(Records from a data source)
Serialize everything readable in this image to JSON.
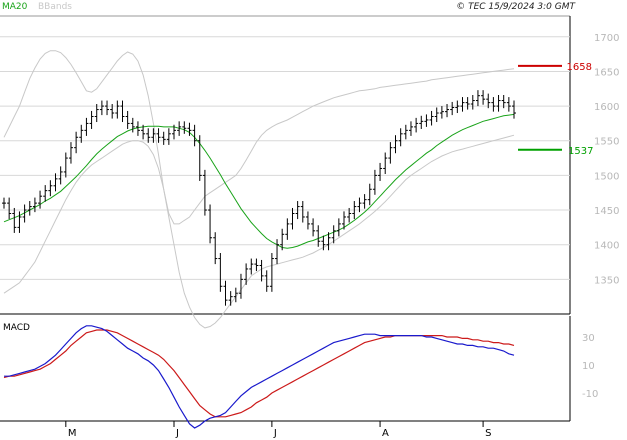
{
  "header": {
    "legend_ma": "MA20",
    "legend_bb": "BBands",
    "copyright": "© TEC 15/9/2024 3:0 GMT"
  },
  "colors": {
    "price": "#000000",
    "ma": "#19a319",
    "bbands": "#c8c8c8",
    "resistance": "#cc0000",
    "support": "#00a000",
    "macd": "#1a1acc",
    "signal": "#cc1a1a",
    "grid": "#d8d8d8",
    "axis_text": "#b8b8b8"
  },
  "chart_data": [
    {
      "type": "line",
      "panel": "price",
      "y_ticks": [
        "1700",
        "1650",
        "1600",
        "1550",
        "1500",
        "1450",
        "1400",
        "1350"
      ],
      "ylim": [
        1300,
        1730
      ],
      "grid": true,
      "x_labels": [
        "M",
        "J",
        "J",
        "A",
        "S"
      ],
      "levels": [
        {
          "label": "1658",
          "value": 1658,
          "role": "resistance"
        },
        {
          "label": "1537",
          "value": 1537,
          "role": "support"
        }
      ],
      "close": [
        1460,
        1445,
        1425,
        1440,
        1450,
        1455,
        1460,
        1470,
        1478,
        1485,
        1495,
        1505,
        1525,
        1540,
        1555,
        1565,
        1575,
        1585,
        1595,
        1600,
        1595,
        1590,
        1600,
        1585,
        1575,
        1570,
        1565,
        1560,
        1555,
        1560,
        1555,
        1552,
        1560,
        1565,
        1570,
        1568,
        1565,
        1550,
        1500,
        1450,
        1410,
        1380,
        1340,
        1320,
        1325,
        1330,
        1350,
        1365,
        1372,
        1370,
        1355,
        1340,
        1380,
        1400,
        1415,
        1430,
        1445,
        1455,
        1440,
        1430,
        1420,
        1405,
        1400,
        1410,
        1420,
        1430,
        1440,
        1445,
        1455,
        1460,
        1465,
        1480,
        1500,
        1510,
        1525,
        1540,
        1550,
        1560,
        1565,
        1570,
        1575,
        1578,
        1580,
        1585,
        1590,
        1592,
        1595,
        1598,
        1600,
        1605,
        1603,
        1608,
        1615,
        1610,
        1605,
        1600,
        1608,
        1605,
        1600,
        1590
      ],
      "series": [
        {
          "name": "MA20",
          "values": [
            1433,
            1436,
            1439,
            1442,
            1446,
            1450,
            1454,
            1458,
            1463,
            1467,
            1472,
            1477,
            1484,
            1491,
            1498,
            1506,
            1514,
            1523,
            1531,
            1538,
            1544,
            1550,
            1556,
            1560,
            1564,
            1567,
            1569,
            1570,
            1571,
            1571,
            1571,
            1570,
            1570,
            1570,
            1568,
            1566,
            1562,
            1555,
            1546,
            1536,
            1525,
            1513,
            1501,
            1488,
            1476,
            1464,
            1452,
            1442,
            1432,
            1424,
            1416,
            1409,
            1404,
            1400,
            1396,
            1395,
            1396,
            1398,
            1401,
            1404,
            1406,
            1409,
            1412,
            1415,
            1418,
            1421,
            1425,
            1430,
            1435,
            1441,
            1447,
            1454,
            1462,
            1470,
            1478,
            1486,
            1494,
            1501,
            1508,
            1514,
            1520,
            1526,
            1532,
            1537,
            1543,
            1548,
            1553,
            1558,
            1562,
            1566,
            1569,
            1572,
            1575,
            1578,
            1580,
            1582,
            1584,
            1586,
            1587,
            1588
          ]
        },
        {
          "name": "BBands",
          "values": [
            1555,
            1570,
            1585,
            1600,
            1620,
            1640,
            1655,
            1668,
            1676,
            1680,
            1680,
            1677,
            1670,
            1660,
            1648,
            1635,
            1622,
            1620,
            1625,
            1635,
            1645,
            1655,
            1665,
            1673,
            1678,
            1675,
            1665,
            1645,
            1615,
            1575,
            1530,
            1480,
            1445,
            1430,
            1430,
            1435,
            1440,
            1450,
            1460,
            1470,
            1475,
            1480,
            1485,
            1490,
            1495,
            1500,
            1510,
            1522,
            1535,
            1548,
            1558,
            1565,
            1570,
            1574,
            1577,
            1580,
            1584,
            1588,
            1592,
            1596,
            1600,
            1603,
            1606,
            1609,
            1612,
            1614,
            1616,
            1618,
            1620,
            1622,
            1623,
            1624,
            1625,
            1627,
            1628,
            1629,
            1630,
            1631,
            1632,
            1633,
            1634,
            1635,
            1636,
            1638,
            1639,
            1640,
            1641,
            1642,
            1643,
            1644,
            1645,
            1646,
            1647,
            1648,
            1649,
            1650,
            1651,
            1652,
            1653,
            1654
          ]
        }
      ],
      "bb_lower": [
        1330,
        1335,
        1340,
        1345,
        1355,
        1365,
        1375,
        1390,
        1405,
        1420,
        1435,
        1450,
        1465,
        1478,
        1490,
        1500,
        1508,
        1515,
        1520,
        1525,
        1530,
        1535,
        1540,
        1545,
        1548,
        1550,
        1550,
        1548,
        1542,
        1530,
        1510,
        1480,
        1440,
        1400,
        1360,
        1330,
        1310,
        1295,
        1285,
        1280,
        1282,
        1287,
        1295,
        1305,
        1315,
        1325,
        1335,
        1345,
        1355,
        1360,
        1365,
        1368,
        1370,
        1372,
        1374,
        1376,
        1378,
        1380,
        1382,
        1385,
        1388,
        1392,
        1396,
        1400,
        1405,
        1410,
        1415,
        1420,
        1425,
        1430,
        1436,
        1442,
        1448,
        1455,
        1462,
        1470,
        1478,
        1486,
        1494,
        1500,
        1505,
        1510,
        1515,
        1520,
        1524,
        1528,
        1531,
        1534,
        1536,
        1538,
        1540,
        1542,
        1544,
        1546,
        1548,
        1550,
        1552,
        1554,
        1556,
        1558
      ]
    },
    {
      "type": "line",
      "panel": "MACD",
      "title": "MACD",
      "y_ticks": [
        "30",
        "10",
        "-10"
      ],
      "ylim": [
        -30,
        45
      ],
      "series": [
        {
          "name": "MACD",
          "values": [
            2,
            2,
            3,
            4,
            5,
            6,
            7,
            9,
            11,
            14,
            17,
            21,
            25,
            29,
            33,
            36,
            38,
            38,
            37,
            36,
            34,
            31,
            28,
            25,
            22,
            20,
            18,
            15,
            13,
            10,
            6,
            0,
            -6,
            -13,
            -20,
            -26,
            -32,
            -35,
            -33,
            -30,
            -28,
            -27,
            -26,
            -24,
            -20,
            -16,
            -12,
            -9,
            -6,
            -4,
            -2,
            0,
            2,
            4,
            6,
            8,
            10,
            12,
            14,
            16,
            18,
            20,
            22,
            24,
            26,
            27,
            28,
            29,
            30,
            31,
            32,
            32,
            32,
            31,
            31,
            31,
            31,
            31,
            31,
            31,
            31,
            31,
            30,
            30,
            29,
            28,
            27,
            26,
            25,
            25,
            24,
            24,
            23,
            23,
            22,
            22,
            21,
            20,
            18,
            17
          ]
        },
        {
          "name": "Signal",
          "values": [
            1,
            2,
            2,
            3,
            4,
            5,
            6,
            7,
            9,
            11,
            14,
            17,
            20,
            24,
            27,
            30,
            33,
            34,
            35,
            35,
            35,
            34,
            33,
            31,
            29,
            27,
            25,
            23,
            21,
            19,
            17,
            14,
            10,
            6,
            1,
            -4,
            -9,
            -14,
            -19,
            -22,
            -25,
            -27,
            -27,
            -27,
            -26,
            -25,
            -24,
            -22,
            -20,
            -17,
            -15,
            -13,
            -10,
            -8,
            -6,
            -4,
            -2,
            0,
            2,
            4,
            6,
            8,
            10,
            12,
            14,
            16,
            18,
            20,
            22,
            24,
            26,
            27,
            28,
            29,
            30,
            30,
            31,
            31,
            31,
            31,
            31,
            31,
            31,
            31,
            31,
            31,
            30,
            30,
            30,
            29,
            29,
            28,
            28,
            27,
            27,
            26,
            26,
            25,
            25,
            24
          ]
        }
      ]
    }
  ]
}
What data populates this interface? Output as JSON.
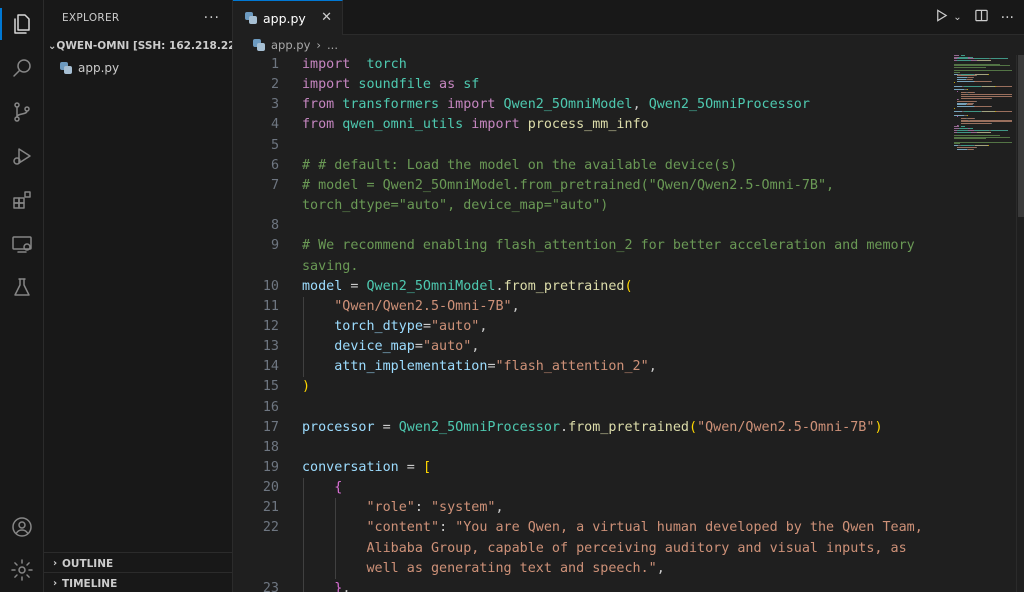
{
  "activity_bar": {
    "items": [
      {
        "name": "explorer-icon"
      },
      {
        "name": "search-icon"
      },
      {
        "name": "source-control-icon"
      },
      {
        "name": "run-debug-icon"
      },
      {
        "name": "extensions-icon"
      },
      {
        "name": "remote-explorer-icon"
      },
      {
        "name": "testing-icon"
      },
      {
        "name": "account-icon"
      },
      {
        "name": "settings-gear-icon"
      }
    ]
  },
  "sidebar": {
    "title": "EXPLORER",
    "more": "···",
    "folder": "QWEN-OMNI [SSH: 162.218.22...",
    "files": [
      "app.py"
    ],
    "outline": "OUTLINE",
    "timeline": "TIMELINE"
  },
  "tab": {
    "label": "app.py",
    "close": "✕"
  },
  "breadcrumb": {
    "file": "app.py",
    "sep": "›",
    "more": "..."
  },
  "editor": {
    "line_numbers": [
      "1",
      "2",
      "3",
      "4",
      "5",
      "6",
      "7",
      "8",
      "9",
      "10",
      "11",
      "12",
      "13",
      "14",
      "15",
      "16",
      "17",
      "18",
      "19",
      "20",
      "21",
      "22",
      "23"
    ],
    "lines": [
      [
        [
          "kw",
          "import"
        ],
        [
          "",
          "  "
        ],
        [
          "mod",
          "torch"
        ]
      ],
      [
        [
          "kw",
          "import"
        ],
        [
          "",
          ""
        ],
        [
          "mod",
          " soundfile"
        ],
        [
          "kw",
          " as"
        ],
        [
          "mod",
          " sf"
        ]
      ],
      [
        [
          "kw",
          "from"
        ],
        [
          "mod",
          " transformers"
        ],
        [
          "kw",
          " import"
        ],
        [
          "cls",
          " Qwen2_5OmniModel"
        ],
        [
          "",
          ", "
        ],
        [
          "cls",
          "Qwen2_5OmniProcessor"
        ]
      ],
      [
        [
          "kw",
          "from"
        ],
        [
          "mod",
          " qwen_omni_utils"
        ],
        [
          "kw",
          " import"
        ],
        [
          "fn",
          " process_mm_info"
        ]
      ],
      [],
      [
        [
          "cmt",
          "# # default: Load the model on the available device(s)"
        ]
      ],
      [
        [
          "cmt",
          "# model = Qwen2_5OmniModel.from_pretrained(\"Qwen/Qwen2.5-Omni-7B\","
        ]
      ],
      [
        [
          "cmt",
          "torch_dtype=\"auto\", device_map=\"auto\")"
        ]
      ],
      [],
      [
        [
          "cmt",
          "# We recommend enabling flash_attention_2 for better acceleration and memory"
        ]
      ],
      [
        [
          "cmt",
          "saving."
        ]
      ],
      [
        [
          "var",
          "model"
        ],
        [
          "",
          " = "
        ],
        [
          "cls",
          "Qwen2_5OmniModel"
        ],
        [
          "",
          "."
        ],
        [
          "fn",
          "from_pretrained"
        ],
        [
          "br1",
          "("
        ]
      ],
      [
        [
          "",
          "    "
        ],
        [
          "str",
          "\"Qwen/Qwen2.5-Omni-7B\""
        ],
        [
          "",
          ","
        ]
      ],
      [
        [
          "",
          "    "
        ],
        [
          "var",
          "torch_dtype"
        ],
        [
          "",
          "="
        ],
        [
          "str",
          "\"auto\""
        ],
        [
          "",
          ","
        ]
      ],
      [
        [
          "",
          "    "
        ],
        [
          "var",
          "device_map"
        ],
        [
          "",
          "="
        ],
        [
          "str",
          "\"auto\""
        ],
        [
          "",
          ","
        ]
      ],
      [
        [
          "",
          "    "
        ],
        [
          "var",
          "attn_implementation"
        ],
        [
          "",
          "="
        ],
        [
          "str",
          "\"flash_attention_2\""
        ],
        [
          "",
          ","
        ]
      ],
      [
        [
          "br1",
          ")"
        ]
      ],
      [],
      [
        [
          "var",
          "processor"
        ],
        [
          "",
          " = "
        ],
        [
          "cls",
          "Qwen2_5OmniProcessor"
        ],
        [
          "",
          "."
        ],
        [
          "fn",
          "from_pretrained"
        ],
        [
          "br1",
          "("
        ],
        [
          "str",
          "\"Qwen/Qwen2.5-Omni-7B\""
        ],
        [
          "br1",
          ")"
        ]
      ],
      [],
      [
        [
          "var",
          "conversation"
        ],
        [
          "",
          " = "
        ],
        [
          "br1",
          "["
        ]
      ],
      [
        [
          "",
          "    "
        ],
        [
          "br2",
          "{"
        ]
      ],
      [
        [
          "",
          "        "
        ],
        [
          "str",
          "\"role\""
        ],
        [
          "",
          ": "
        ],
        [
          "str",
          "\"system\""
        ],
        [
          "",
          ","
        ]
      ],
      [
        [
          "",
          "        "
        ],
        [
          "str",
          "\"content\""
        ],
        [
          "",
          ": "
        ],
        [
          "str",
          "\"You are Qwen, a virtual human developed by the Qwen Team,"
        ]
      ],
      [
        [
          "",
          "        "
        ],
        [
          "str",
          "Alibaba Group, capable of perceiving auditory and visual inputs, as"
        ]
      ],
      [
        [
          "",
          "        "
        ],
        [
          "str",
          "well as generating text and speech.\""
        ],
        [
          "",
          ","
        ]
      ],
      [
        [
          "",
          "    "
        ],
        [
          "br2",
          "}"
        ],
        [
          "",
          ","
        ]
      ]
    ]
  }
}
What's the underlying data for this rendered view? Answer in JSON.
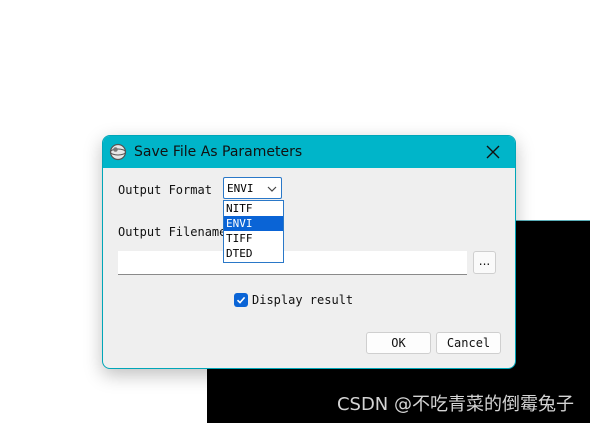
{
  "dialog": {
    "title": "Save File As Parameters",
    "output_format": {
      "label": "Output Format",
      "selected": "ENVI",
      "options": [
        "NITF",
        "ENVI",
        "TIFF",
        "DTED"
      ]
    },
    "output_filename": {
      "label": "Output Filename",
      "value": "",
      "browse_label": "..."
    },
    "display_result": {
      "label": "Display result",
      "checked": true
    },
    "buttons": {
      "ok": "OK",
      "cancel": "Cancel"
    }
  },
  "watermark": "CSDN @不吃青菜的倒霉兔子",
  "colors": {
    "titlebar": "#00b5c9",
    "selection": "#0a64d6",
    "border": "#00a6b8"
  }
}
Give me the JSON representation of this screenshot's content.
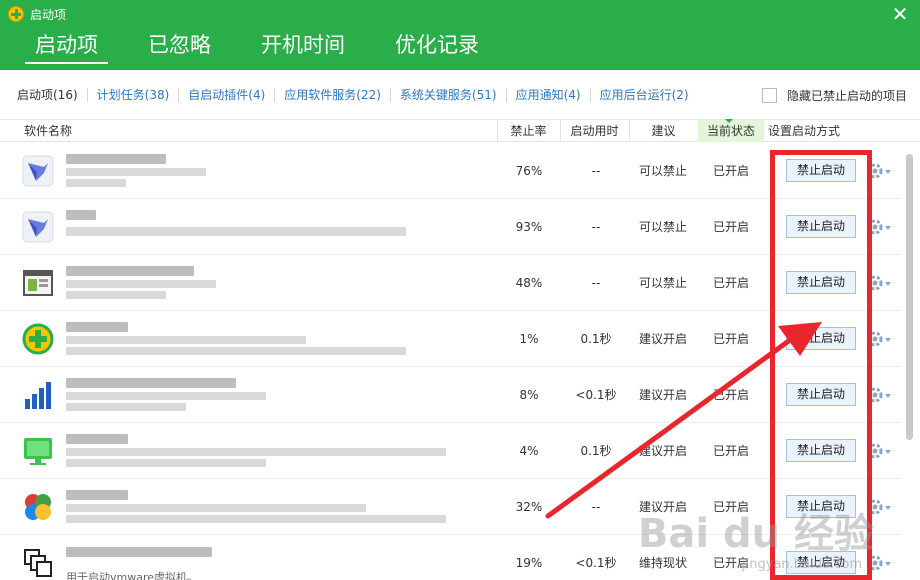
{
  "window": {
    "title": "启动项",
    "close_glyph": "✕"
  },
  "main_tabs": [
    {
      "label": "启动项",
      "active": true
    },
    {
      "label": "已忽略",
      "active": false
    },
    {
      "label": "开机时间",
      "active": false
    },
    {
      "label": "优化记录",
      "active": false
    }
  ],
  "sub_tabs": [
    {
      "label": "启动项(16)",
      "active": true
    },
    {
      "label": "计划任务(38)"
    },
    {
      "label": "自启动插件(4)"
    },
    {
      "label": "应用软件服务(22)"
    },
    {
      "label": "系统关键服务(51)"
    },
    {
      "label": "应用通知(4)"
    },
    {
      "label": "应用后台运行(2)"
    }
  ],
  "hide_disabled": {
    "label": "隐藏已禁止启动的项目",
    "checked": false
  },
  "columns": {
    "name": "软件名称",
    "rate": "禁止率",
    "time": "启动用时",
    "suggest": "建议",
    "status": "当前状态",
    "method": "设置启动方式"
  },
  "rows": [
    {
      "icon": "bird-icon",
      "rate": "76%",
      "time": "--",
      "suggest": "可以禁止",
      "status": "已开启",
      "action": "禁止启动",
      "desc": ""
    },
    {
      "icon": "bird-icon",
      "rate": "93%",
      "time": "--",
      "suggest": "可以禁止",
      "status": "已开启",
      "action": "禁止启动",
      "desc": ""
    },
    {
      "icon": "window-icon",
      "rate": "48%",
      "time": "--",
      "suggest": "可以禁止",
      "status": "已开启",
      "action": "禁止启动",
      "desc": ""
    },
    {
      "icon": "plus-shield-icon",
      "rate": "1%",
      "time": "0.1秒",
      "suggest": "建议开启",
      "status": "已开启",
      "action": "禁止启动",
      "desc": ""
    },
    {
      "icon": "bar-chart-icon",
      "rate": "8%",
      "time": "<0.1秒",
      "suggest": "建议开启",
      "status": "已开启",
      "action": "禁止启动",
      "desc": ""
    },
    {
      "icon": "monitor-icon",
      "rate": "4%",
      "time": "0.1秒",
      "suggest": "建议开启",
      "status": "已开启",
      "action": "禁止启动",
      "desc": ""
    },
    {
      "icon": "colorful-circles-icon",
      "rate": "32%",
      "time": "--",
      "suggest": "建议开启",
      "status": "已开启",
      "action": "禁止启动",
      "desc": ""
    },
    {
      "icon": "vmware-icon",
      "rate": "19%",
      "time": "<0.1秒",
      "suggest": "维持现状",
      "status": "已开启",
      "action": "禁止启动",
      "desc": "用于启动vmware虚拟机。"
    }
  ],
  "watermark": {
    "text": "Bai du 经验",
    "sub": "jingyan.baidu.com"
  },
  "colors": {
    "header": "#2aae4a",
    "annotation": "#e8262b",
    "link": "#2b78c5"
  }
}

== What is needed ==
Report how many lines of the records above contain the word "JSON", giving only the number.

== Solution to this exercise ==
4